### TASK STATEMENT
Only lines, not pictures: please repeat exactly the lines from the one with "What's the underlying" through the end of the listing.

### DATA EXTRACTS
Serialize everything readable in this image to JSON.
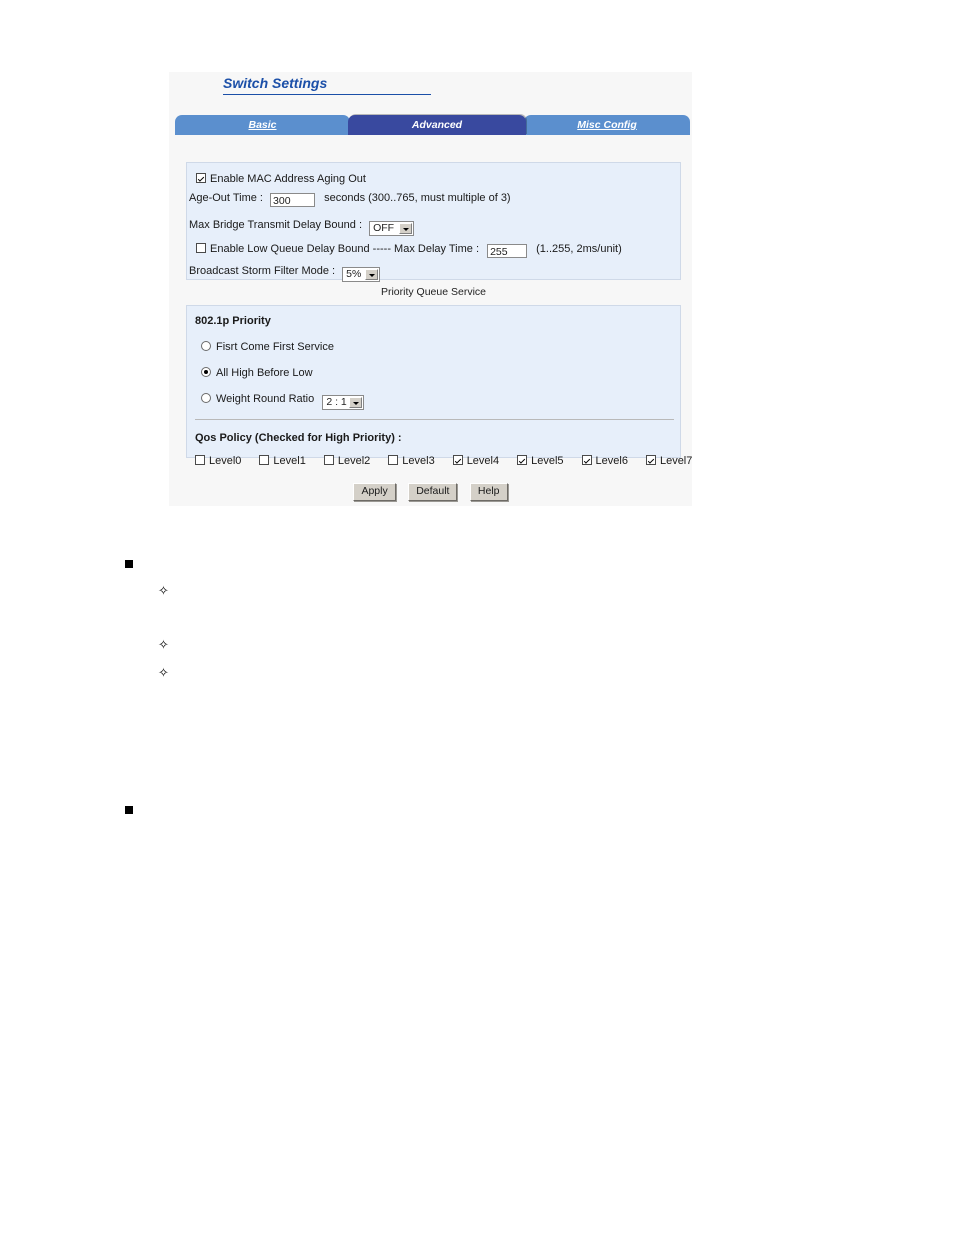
{
  "page": {
    "title": "Switch Settings"
  },
  "tabs": [
    {
      "id": "basic",
      "label": "Basic",
      "active": false
    },
    {
      "id": "advanced",
      "label": "Advanced",
      "active": true
    },
    {
      "id": "misc",
      "label": "Misc Config",
      "active": false
    }
  ],
  "aging_panel": {
    "enable_aging_label": "Enable MAC Address Aging Out",
    "enable_aging_checked": true,
    "age_out_label": "Age-Out Time :",
    "age_out_value": "300",
    "age_out_hint": "seconds (300..765, must multiple of 3)",
    "max_bridge_label": "Max Bridge Transmit Delay Bound :",
    "max_bridge_value": "OFF",
    "low_queue_label": "Enable Low Queue Delay Bound ----- Max Delay Time :",
    "low_queue_checked": false,
    "max_delay_value": "255",
    "max_delay_hint": "(1..255, 2ms/unit)",
    "storm_filter_label": "Broadcast Storm Filter Mode :",
    "storm_filter_value": "5%"
  },
  "queue_service": {
    "caption": "Priority Queue Service",
    "heading": "802.1p Priority",
    "options": [
      {
        "id": "fcfs",
        "label": "Fisrt Come First Service",
        "selected": false
      },
      {
        "id": "ahbl",
        "label": "All High Before Low",
        "selected": true
      },
      {
        "id": "wrr",
        "label": "Weight Round Ratio",
        "selected": false
      }
    ],
    "weight_ratio_value": "2 : 1"
  },
  "qos_policy": {
    "heading": "Qos Policy (Checked for High Priority) :",
    "levels": [
      {
        "label": "Level0",
        "checked": false
      },
      {
        "label": "Level1",
        "checked": false
      },
      {
        "label": "Level2",
        "checked": false
      },
      {
        "label": "Level3",
        "checked": false
      },
      {
        "label": "Level4",
        "checked": true
      },
      {
        "label": "Level5",
        "checked": true
      },
      {
        "label": "Level6",
        "checked": true
      },
      {
        "label": "Level7",
        "checked": true
      }
    ]
  },
  "buttons": {
    "apply": "Apply",
    "default": "Default",
    "help": "Help"
  },
  "bullets": {
    "square_glyph": "",
    "diamond_glyph": "✧"
  },
  "colors": {
    "title_blue": "#1b4fa8",
    "tab_inactive": "#5b8fce",
    "tab_active": "#39499f",
    "panel_bg": "#e7effa",
    "window_bg": "#f7f7f7"
  }
}
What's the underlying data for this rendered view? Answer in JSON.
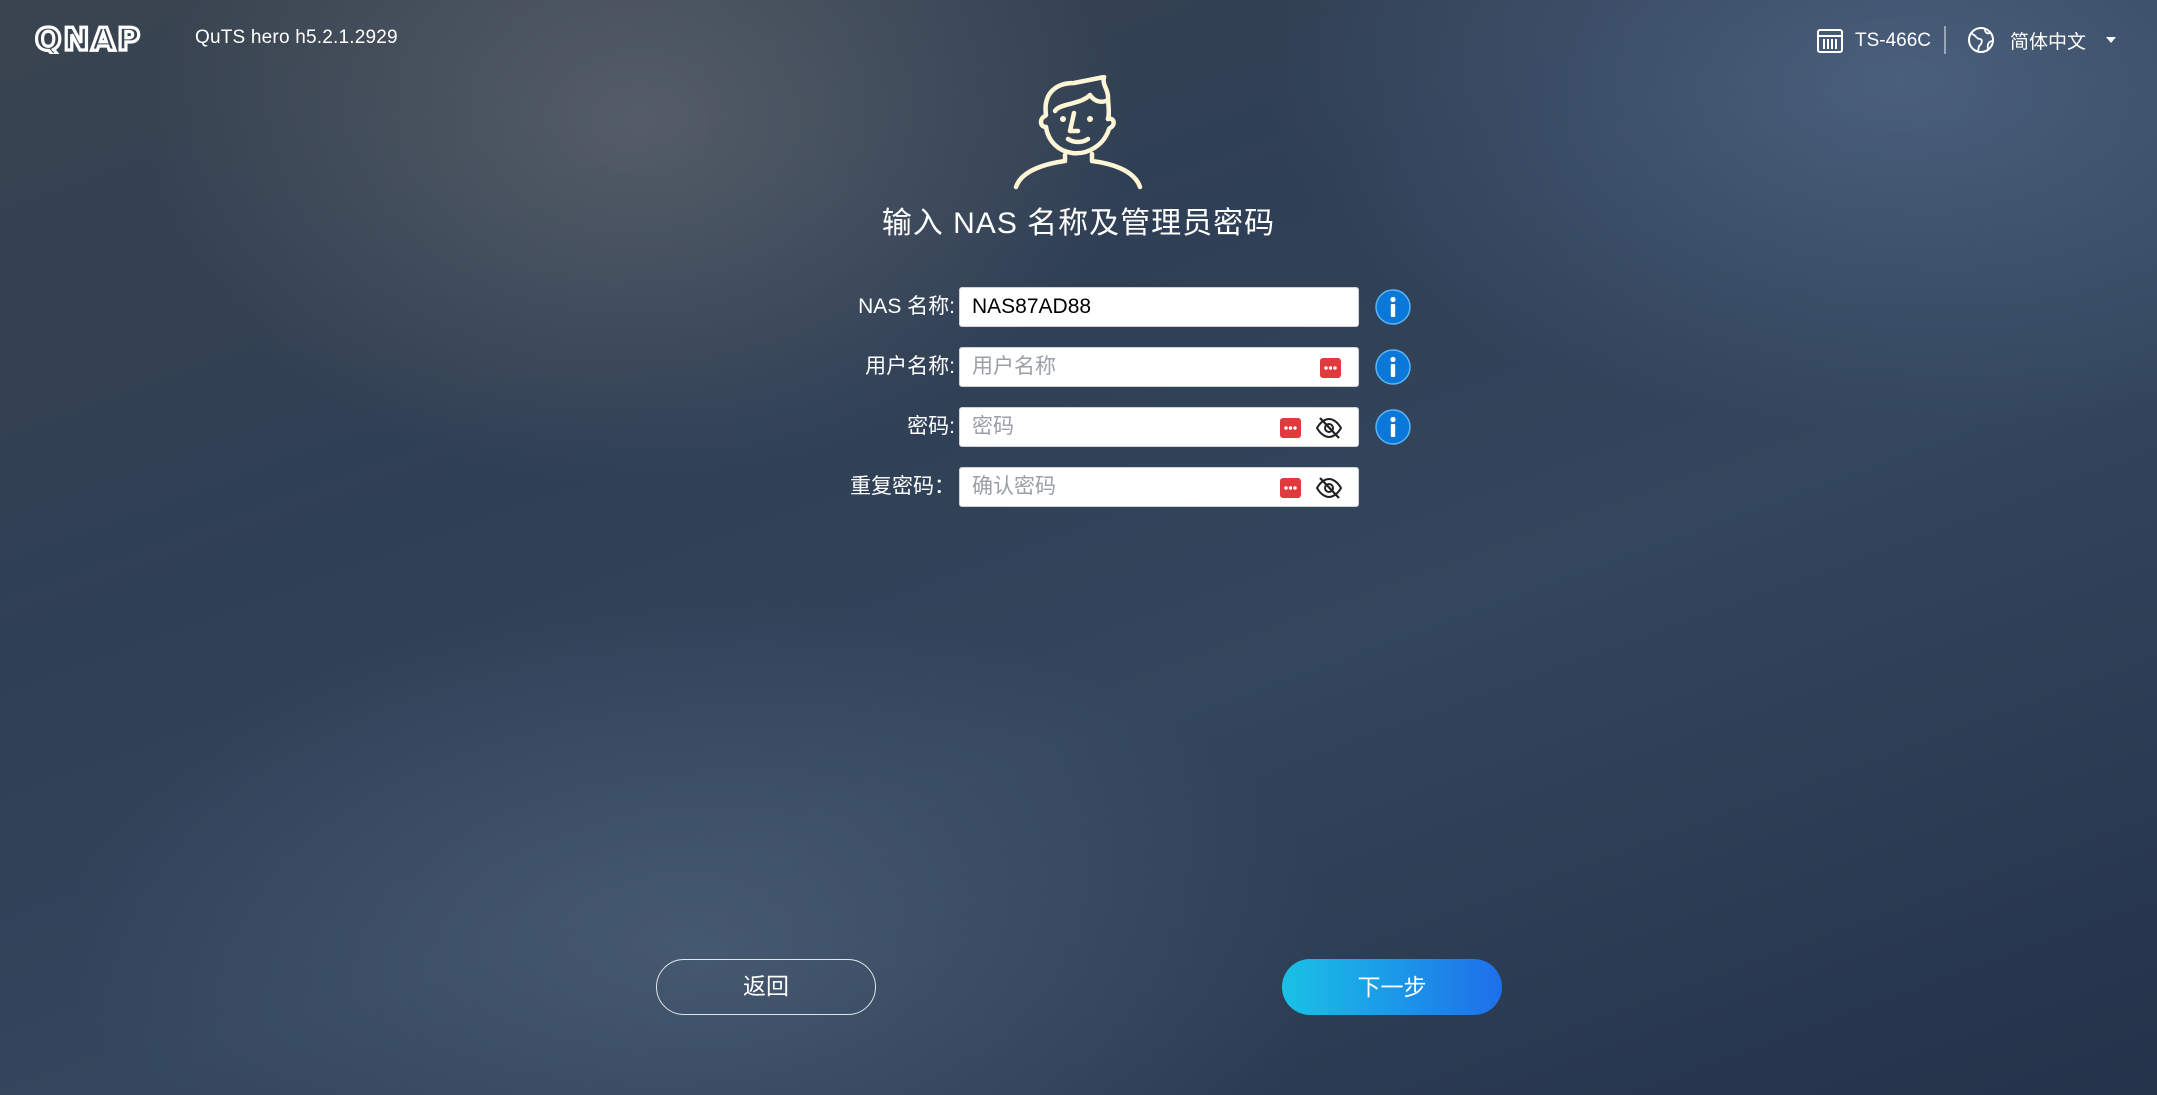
{
  "header": {
    "brand": "QNAP",
    "version": "QuTS hero h5.2.1.2929",
    "model": "TS-466C",
    "language": "简体中文"
  },
  "icons": {
    "logo": "qnap-logo",
    "model": "nas-device-icon",
    "language": "globe-icon",
    "avatar": "user-avatar-icon",
    "info": "info-icon",
    "keypass": "password-manager-icon",
    "eye": "eye-slash-icon"
  },
  "page": {
    "title": "输入 NAS 名称及管理员密码"
  },
  "form": {
    "nas_name": {
      "label": "NAS 名称:",
      "value": "NAS87AD88",
      "placeholder": ""
    },
    "username": {
      "label": "用户名称:",
      "value": "",
      "placeholder": "用户名称"
    },
    "password": {
      "label": "密码:",
      "value": "",
      "placeholder": "密码"
    },
    "confirm_password": {
      "label": "重复密码：",
      "value": "",
      "placeholder": "确认密码"
    }
  },
  "buttons": {
    "back": "返回",
    "next": "下一步"
  },
  "colors": {
    "accent_start": "#19c2e6",
    "accent_end": "#1e6fea",
    "info_blue": "#0a78d8",
    "keypass_red": "#e0393e",
    "avatar_cream": "#fff6d6"
  }
}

### TASK SOLUTION
What's the underlying data for this rendered view? Answer in JSON.
{
  "header": {
    "brand": "QNAP",
    "version": "QuTS hero h5.2.1.2929",
    "model": "TS-466C",
    "language": "简体中文"
  },
  "icons": {
    "logo": "qnap-logo",
    "model": "nas-device-icon",
    "language": "globe-icon",
    "avatar": "user-avatar-icon",
    "info": "info-icon",
    "keypass": "password-manager-icon",
    "eye": "eye-slash-icon"
  },
  "page": {
    "title": "输入 NAS 名称及管理员密码"
  },
  "form": {
    "nas_name": {
      "label": "NAS 名称:",
      "value": "NAS87AD88",
      "placeholder": ""
    },
    "username": {
      "label": "用户名称:",
      "value": "",
      "placeholder": "用户名称"
    },
    "password": {
      "label": "密码:",
      "value": "",
      "placeholder": "密码"
    },
    "confirm_password": {
      "label": "重复密码：",
      "value": "",
      "placeholder": "确认密码"
    }
  },
  "buttons": {
    "back": "返回",
    "next": "下一步"
  },
  "colors": {
    "accent_start": "#19c2e6",
    "accent_end": "#1e6fea",
    "info_blue": "#0a78d8",
    "keypass_red": "#e0393e",
    "avatar_cream": "#fff6d6"
  }
}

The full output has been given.